General Motors reopens its birthplace, the historic “Factory One,” in Flint, Michigan
One hundred and thirty-one years ago, on the banks of the Flint River, William Crapo “Billy” Durant and his partner Josiah Dallas Dort opened the Flint Road Cart Company in downtown Flint, Mich., to build horse-drawn carriages. No one could have known they were creating the birthplace of what would become General Motors.
The brick building on Water Street eventually became known as the Durant-Dort Carriage Company, and its success as one of the largest carriage companies in America was the springboard for Durant to take control of Buick Motor Co. and, in 1908, to form General Motors. In 1911, Durant co-founded Chevrolet Motor Company with Louis C. Chevrolet and other Flint investors. Dort, for his part, went on to found the short-lived Dort Motor Company, but a highway in Flint still bears his name.
Factory One, as the brick building became known, had fallen into disrepair by 2012, when Mark Reuss, GM’s executive vice president for product development and a man keenly aware of General Motors history, launched a campaign for GM to buy the building. In a statement, Reuss noted that “Factory One sparked the global auto industry and was a catalyst in the formation of General Motors. It preserves the stories of the early visionaries who built a brand-new industry in this city, within the very walls of where it happened.” During today’s announcement, Reuss was presented with a framed copy of a 1978 Motor Trend cover featuring his father, Lloyd Reuss, former GM president, Buick chief, and father of the Regal GNX. No wonder Mark Reuss recognized the significance of Factory One: The man has GM in his blood.
After a thorough restoration that showcases the building’s original wood ceiling rafters and brick walls, Factory One officially reopened today as a repository of GM history, including the papers of William C. Durant, Charles F. Kettering, and many other GM executives; a community event space; and the home of the nearby Kettering University’s (formerly General Motors Institute) GM archives.

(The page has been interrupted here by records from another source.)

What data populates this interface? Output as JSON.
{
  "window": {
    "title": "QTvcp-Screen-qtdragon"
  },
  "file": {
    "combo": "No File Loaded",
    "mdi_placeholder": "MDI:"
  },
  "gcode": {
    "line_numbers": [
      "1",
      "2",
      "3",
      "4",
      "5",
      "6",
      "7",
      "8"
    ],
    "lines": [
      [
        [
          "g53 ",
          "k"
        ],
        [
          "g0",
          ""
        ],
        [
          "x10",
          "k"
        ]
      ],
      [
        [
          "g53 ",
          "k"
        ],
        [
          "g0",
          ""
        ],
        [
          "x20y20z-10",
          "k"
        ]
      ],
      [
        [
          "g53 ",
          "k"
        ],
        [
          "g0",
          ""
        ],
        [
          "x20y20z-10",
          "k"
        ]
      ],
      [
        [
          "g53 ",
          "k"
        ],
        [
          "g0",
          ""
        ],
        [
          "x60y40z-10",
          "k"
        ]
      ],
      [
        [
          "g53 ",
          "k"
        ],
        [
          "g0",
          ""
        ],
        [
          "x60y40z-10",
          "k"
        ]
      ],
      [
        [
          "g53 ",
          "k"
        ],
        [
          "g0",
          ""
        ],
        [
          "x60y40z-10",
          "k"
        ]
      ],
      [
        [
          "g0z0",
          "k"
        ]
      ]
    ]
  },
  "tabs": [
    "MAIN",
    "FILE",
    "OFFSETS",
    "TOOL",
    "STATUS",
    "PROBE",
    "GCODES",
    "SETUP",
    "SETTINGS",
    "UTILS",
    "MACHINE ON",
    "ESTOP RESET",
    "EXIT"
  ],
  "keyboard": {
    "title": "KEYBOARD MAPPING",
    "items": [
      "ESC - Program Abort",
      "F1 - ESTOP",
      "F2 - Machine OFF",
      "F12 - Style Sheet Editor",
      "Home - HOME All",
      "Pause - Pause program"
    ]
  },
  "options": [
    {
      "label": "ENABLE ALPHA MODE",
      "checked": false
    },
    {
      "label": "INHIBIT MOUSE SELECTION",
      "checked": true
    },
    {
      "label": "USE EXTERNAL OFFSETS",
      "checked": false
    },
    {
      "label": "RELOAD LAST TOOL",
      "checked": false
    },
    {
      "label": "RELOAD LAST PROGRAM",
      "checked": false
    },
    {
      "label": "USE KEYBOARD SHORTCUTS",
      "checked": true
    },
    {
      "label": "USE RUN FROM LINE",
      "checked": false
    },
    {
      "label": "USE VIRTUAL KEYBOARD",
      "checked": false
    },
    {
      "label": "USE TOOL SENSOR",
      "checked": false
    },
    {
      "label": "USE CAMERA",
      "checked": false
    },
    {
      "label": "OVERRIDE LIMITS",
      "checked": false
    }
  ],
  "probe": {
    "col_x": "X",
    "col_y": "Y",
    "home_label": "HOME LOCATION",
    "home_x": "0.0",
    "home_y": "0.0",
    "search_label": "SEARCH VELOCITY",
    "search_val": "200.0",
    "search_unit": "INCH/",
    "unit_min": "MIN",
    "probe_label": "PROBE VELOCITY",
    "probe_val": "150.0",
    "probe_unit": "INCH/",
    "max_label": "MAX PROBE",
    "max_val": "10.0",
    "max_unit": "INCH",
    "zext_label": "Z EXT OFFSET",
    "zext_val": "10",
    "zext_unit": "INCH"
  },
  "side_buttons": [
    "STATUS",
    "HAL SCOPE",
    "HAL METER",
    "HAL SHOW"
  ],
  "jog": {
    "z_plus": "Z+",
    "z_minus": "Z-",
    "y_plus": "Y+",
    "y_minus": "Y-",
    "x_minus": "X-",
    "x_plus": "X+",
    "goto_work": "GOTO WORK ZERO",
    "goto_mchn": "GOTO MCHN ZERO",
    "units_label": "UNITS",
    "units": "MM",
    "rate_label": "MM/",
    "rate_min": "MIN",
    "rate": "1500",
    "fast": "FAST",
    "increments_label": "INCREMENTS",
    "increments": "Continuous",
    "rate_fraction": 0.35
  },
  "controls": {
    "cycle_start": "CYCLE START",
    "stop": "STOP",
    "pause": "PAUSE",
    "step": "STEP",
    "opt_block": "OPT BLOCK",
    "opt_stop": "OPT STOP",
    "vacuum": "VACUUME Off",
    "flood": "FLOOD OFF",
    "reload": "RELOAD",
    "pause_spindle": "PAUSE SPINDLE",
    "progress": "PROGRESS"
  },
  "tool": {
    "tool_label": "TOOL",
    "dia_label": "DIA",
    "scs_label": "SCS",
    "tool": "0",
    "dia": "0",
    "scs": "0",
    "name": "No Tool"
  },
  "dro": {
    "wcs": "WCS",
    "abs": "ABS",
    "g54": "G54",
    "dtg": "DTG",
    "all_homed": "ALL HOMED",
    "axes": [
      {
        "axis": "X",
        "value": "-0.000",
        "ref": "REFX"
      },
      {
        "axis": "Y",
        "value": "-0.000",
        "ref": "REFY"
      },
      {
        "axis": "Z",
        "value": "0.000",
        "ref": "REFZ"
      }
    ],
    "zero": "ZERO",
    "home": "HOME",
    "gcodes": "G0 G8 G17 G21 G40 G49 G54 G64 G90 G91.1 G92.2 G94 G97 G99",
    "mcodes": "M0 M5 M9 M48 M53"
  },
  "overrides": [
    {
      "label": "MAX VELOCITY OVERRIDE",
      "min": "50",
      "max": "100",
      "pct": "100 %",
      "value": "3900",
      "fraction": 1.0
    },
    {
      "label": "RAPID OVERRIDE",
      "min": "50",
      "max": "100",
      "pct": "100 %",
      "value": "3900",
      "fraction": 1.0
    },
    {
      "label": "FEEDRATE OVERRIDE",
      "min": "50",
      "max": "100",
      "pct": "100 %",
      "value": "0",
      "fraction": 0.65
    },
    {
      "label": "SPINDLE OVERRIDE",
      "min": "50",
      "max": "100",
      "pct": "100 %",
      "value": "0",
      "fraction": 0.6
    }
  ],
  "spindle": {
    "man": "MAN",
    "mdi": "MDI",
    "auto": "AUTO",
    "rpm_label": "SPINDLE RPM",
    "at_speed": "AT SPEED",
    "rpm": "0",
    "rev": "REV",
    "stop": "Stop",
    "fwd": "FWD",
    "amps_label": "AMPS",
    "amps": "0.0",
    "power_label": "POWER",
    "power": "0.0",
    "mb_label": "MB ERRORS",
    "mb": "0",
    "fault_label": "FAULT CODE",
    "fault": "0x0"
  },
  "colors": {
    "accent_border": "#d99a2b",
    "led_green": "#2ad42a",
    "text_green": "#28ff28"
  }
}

Singer, songwriter, and Virginia farmer Daniel “Duke” Durant Merrick, great-grandson of William C. Durant, was present.